That letter, which was sent to the bureau in December 2017, claimed the administration wanted to add the question to the census in order to better protect the voting rights of racial minorities — a justification that a majority of the Supreme Court found to appear "contrived" and three lower courts have dismissed as a sham.

Pressed by plaintiffs' attorney Dale Ho of the ACLU during a deposition this past October, Gore testified that including the question is "not necessary" for enforcing the Voting Rights Act.

Earlier last year, Gore was criticized by both Democratic and Republican lawmakers for failing to appear at a House Oversight committee hearing after he was invited to testify about the DOJ's request for a citizenship question. When he finally showed up at a follow-up hearing, he refused to answer lawmakers' questions beyond information that was publicly available.

Gore did later provide a written response to a question from Rep. Jimmy Gomez, a Democratic committee member from California, about the confidentiality of census responses.

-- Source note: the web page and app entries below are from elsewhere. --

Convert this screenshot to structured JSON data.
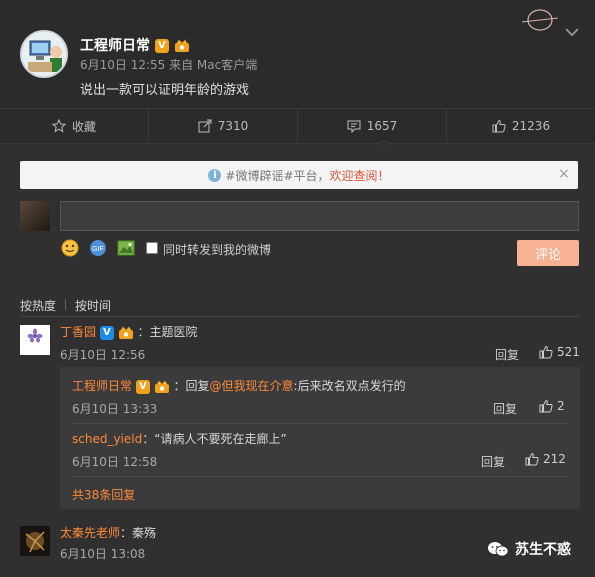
{
  "post": {
    "author": "工程师日常",
    "meta": "6月10日 12:55 来自 Mac客户端",
    "text": "说出一款可以证明年龄的游戏",
    "verified_badge": "V"
  },
  "actions": [
    {
      "icon": "star-icon",
      "label": "收藏"
    },
    {
      "icon": "share-icon",
      "label": "7310"
    },
    {
      "icon": "comment-icon",
      "label": "1657"
    },
    {
      "icon": "like-icon",
      "label": "21236"
    }
  ],
  "notice": {
    "prefix": "#微博辟谣#平台，",
    "link": "欢迎查阅！",
    "close": "×"
  },
  "composer": {
    "forward_label": "同时转发到我的微博",
    "submit_label": "评论"
  },
  "sort": {
    "hot": "按热度",
    "time": "按时间"
  },
  "comments": [
    {
      "user": "丁香园",
      "badge": "V",
      "text": "：主题医院",
      "time": "6月10日 12:56",
      "reply": "回复",
      "likes": "521",
      "avatar_caption": "丁香园"
    },
    {
      "user": "太秦先老师",
      "text": "：秦殇",
      "time": "6月10日 13:08"
    }
  ],
  "replies": [
    {
      "user": "工程师日常",
      "badge": "V",
      "prefix": "：回复",
      "mention": "@但我现在介意",
      "text": ":后来改名双点发行的",
      "time": "6月10日 13:33",
      "reply": "回复",
      "likes": "2"
    },
    {
      "user": "sched_yield",
      "text": "：“请病人不要死在走廊上”",
      "time": "6月10日 12:58",
      "reply": "回复",
      "likes": "212"
    }
  ],
  "more_replies": "共38条回复",
  "watermark": {
    "text": "苏生不惑"
  },
  "colors": {
    "accent": "#ff8a3a",
    "submit": "#f7b193",
    "link": "#e2533b"
  }
}
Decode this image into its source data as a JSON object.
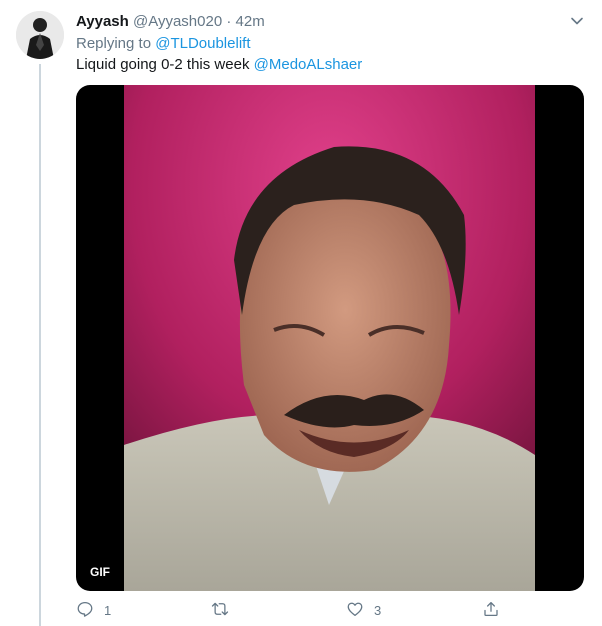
{
  "tweet": {
    "author_name": "Ayyash",
    "author_handle": "@Ayyash020",
    "separator": "·",
    "timestamp": "42m",
    "replying_to_label": "Replying to",
    "replying_to_handle": "@TLDoublelift",
    "text": "Liquid going 0-2 this week",
    "mention": "@MedoALshaer",
    "media_badge": "GIF"
  },
  "actions": {
    "reply_count": "1",
    "retweet_count": "",
    "like_count": "3"
  },
  "icons": [
    "avatar",
    "chevron-down-icon",
    "reply-icon",
    "retweet-icon",
    "like-icon",
    "share-icon"
  ],
  "colors": {
    "link": "#1b95e0",
    "name": "#14171a",
    "secondary": "#657786",
    "thread_line": "#ccd6dd"
  }
}
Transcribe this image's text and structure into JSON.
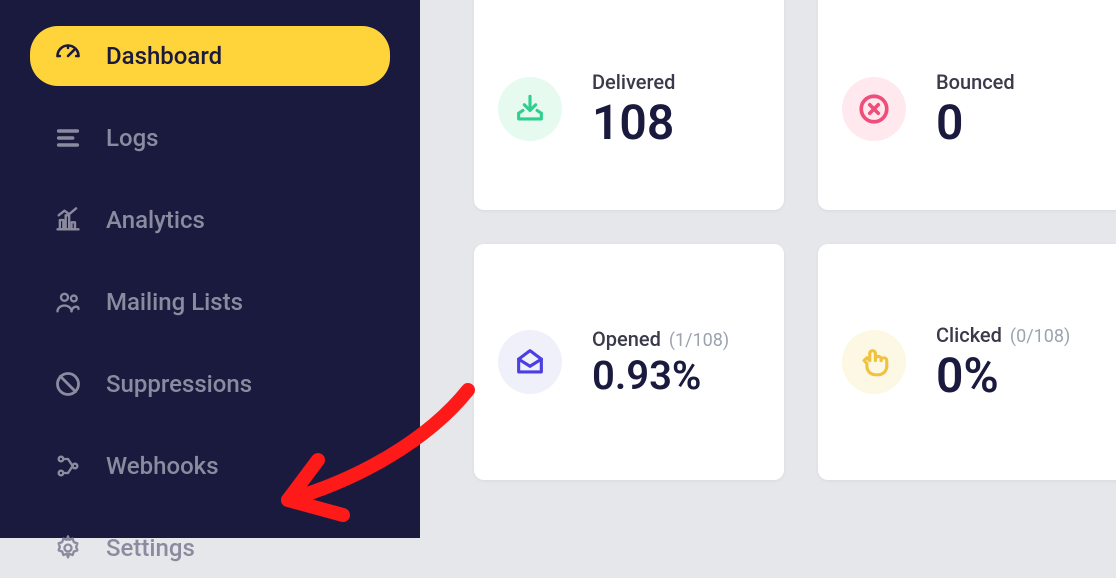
{
  "sidebar": {
    "items": [
      {
        "label": "Dashboard",
        "icon": "gauge-icon",
        "active": true
      },
      {
        "label": "Logs",
        "icon": "lines-icon"
      },
      {
        "label": "Analytics",
        "icon": "chart-icon"
      },
      {
        "label": "Mailing Lists",
        "icon": "users-icon"
      },
      {
        "label": "Suppressions",
        "icon": "no-icon"
      },
      {
        "label": "Webhooks",
        "icon": "nodes-icon"
      },
      {
        "label": "Settings",
        "icon": "gear-icon"
      }
    ]
  },
  "cards": {
    "delivered": {
      "label": "Delivered",
      "value": "108"
    },
    "bounced": {
      "label": "Bounced",
      "value": "0"
    },
    "opened": {
      "label": "Opened",
      "sub": "(1/108)",
      "value": "0.93%"
    },
    "clicked": {
      "label": "Clicked",
      "sub": "(0/108)",
      "value": "0%"
    }
  },
  "colors": {
    "sidebar_bg": "#1a1a3e",
    "active_bg": "#ffd43b",
    "delivered": "#2fcf8e",
    "bounced": "#f04e7a",
    "opened": "#4b3fe3",
    "clicked": "#f0c23d"
  }
}
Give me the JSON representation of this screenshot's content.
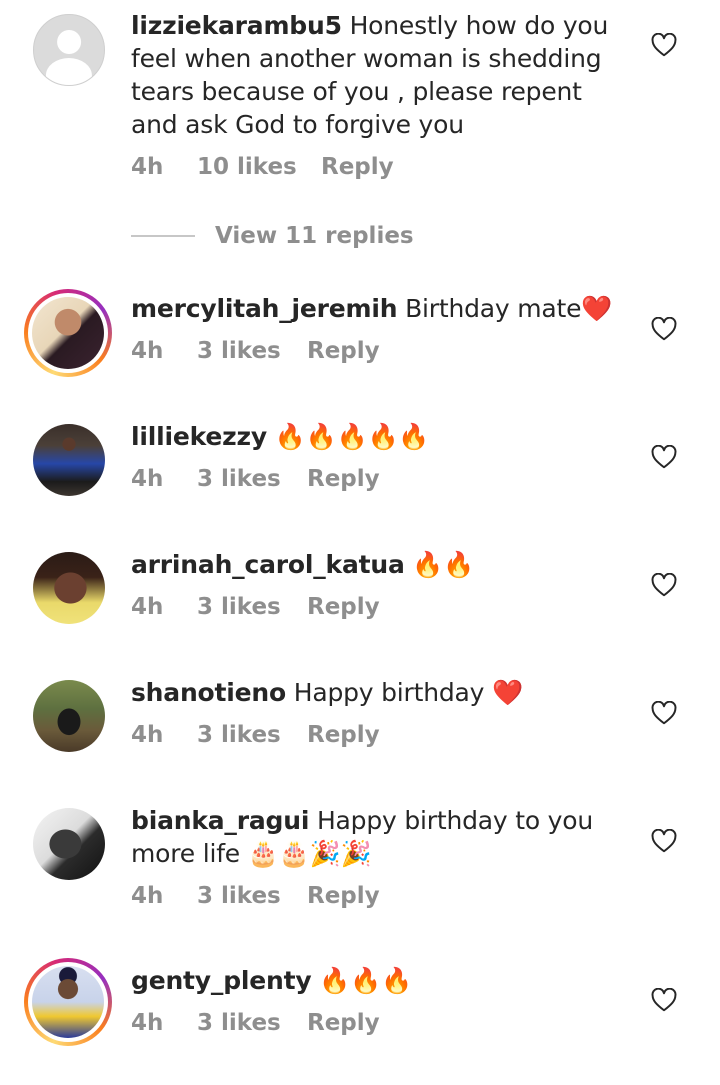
{
  "colors": {
    "text": "#262626",
    "muted": "#8e8e8e",
    "heart_red": "#e0245e",
    "fire": "#f4900c"
  },
  "comments": [
    {
      "username": "lizziekarambu5",
      "text": "Honestly how do you feel when another woman is shedding tears because of you , please repent and ask God to forgive you",
      "time": "4h",
      "likes": "10 likes",
      "reply": "Reply",
      "avatar": "default-avatar-icon"
    },
    {
      "username": "mercylitah_jeremih",
      "text": "Birthday mate❤️",
      "time": "4h",
      "likes": "3 likes",
      "reply": "Reply",
      "avatar": "profile-photo"
    },
    {
      "username": "lilliekezzy",
      "text": "🔥🔥🔥🔥🔥",
      "time": "4h",
      "likes": "3 likes",
      "reply": "Reply",
      "avatar": "profile-photo"
    },
    {
      "username": "arrinah_carol_katua",
      "text": "🔥🔥",
      "time": "4h",
      "likes": "3 likes",
      "reply": "Reply",
      "avatar": "profile-photo"
    },
    {
      "username": "shanotieno",
      "text": "Happy birthday ❤️",
      "time": "4h",
      "likes": "3 likes",
      "reply": "Reply",
      "avatar": "profile-photo"
    },
    {
      "username": "bianka_ragui",
      "text": "Happy birthday to you more life 🎂🎂🎉🎉",
      "time": "4h",
      "likes": "3 likes",
      "reply": "Reply",
      "avatar": "profile-photo"
    },
    {
      "username": "genty_plenty",
      "text": "🔥🔥🔥",
      "time": "4h",
      "likes": "3 likes",
      "reply": "Reply",
      "avatar": "profile-photo"
    }
  ],
  "view_replies": "View 11 replies"
}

Current federal law prohibits the Census Bureau from sharing information identifying individuals until 72 years after the information is collected, and the data cannot be used against individuals.

An internal email released as part of the citizenship question lawsuits later showed that Gore and his staff crafted an intentionally vague response after discussing that the sharing of individuals' census information with law enforcement and national security officers may "come up later for renewed debate."

Copyright 2021 NPR. To see more, visit https://www.npr.org.

Hansi Lo Wang (he/him) is a national correspondent for NPR reporting on the people, power and money behind the U.S. census.